HOW TO COMPLETE THIS TASK: Using the records below, copy every line that holds the string "Skapa".

·····

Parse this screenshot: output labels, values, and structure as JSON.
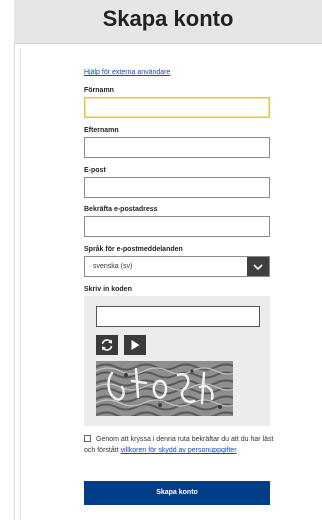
{
  "header": {
    "title": "Skapa konto"
  },
  "form": {
    "help_link": "Hjälp för externa användare",
    "first_name": {
      "label": "Förnamn",
      "value": ""
    },
    "last_name": {
      "label": "Efternamn",
      "value": ""
    },
    "email": {
      "label": "E-post",
      "value": ""
    },
    "confirm_email": {
      "label": "Bekräfta e-postadress",
      "value": ""
    },
    "language": {
      "label": "Språk för e-postmeddelanden",
      "selected": "svenska (sv)"
    },
    "captcha": {
      "label": "Skriv in koden",
      "value": ""
    },
    "consent": {
      "text_before": "Genom att kryssa i denna ruta bekräftar du att du har läst och förstått ",
      "link_text": "villkoren för skydd av personuppgifter",
      "checked": false
    },
    "submit_label": "Skapa konto"
  },
  "colors": {
    "accent": "#003e8a",
    "link": "#0e47cb",
    "focus_border": "#e0c24d"
  },
  "icons": {
    "refresh": "refresh-icon",
    "play": "play-icon",
    "dropdown": "chevron-down-icon"
  }
}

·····

RESULT OF THIS TASK:
    "title": "Skapa konto"
    "submit_label": "Skapa konto"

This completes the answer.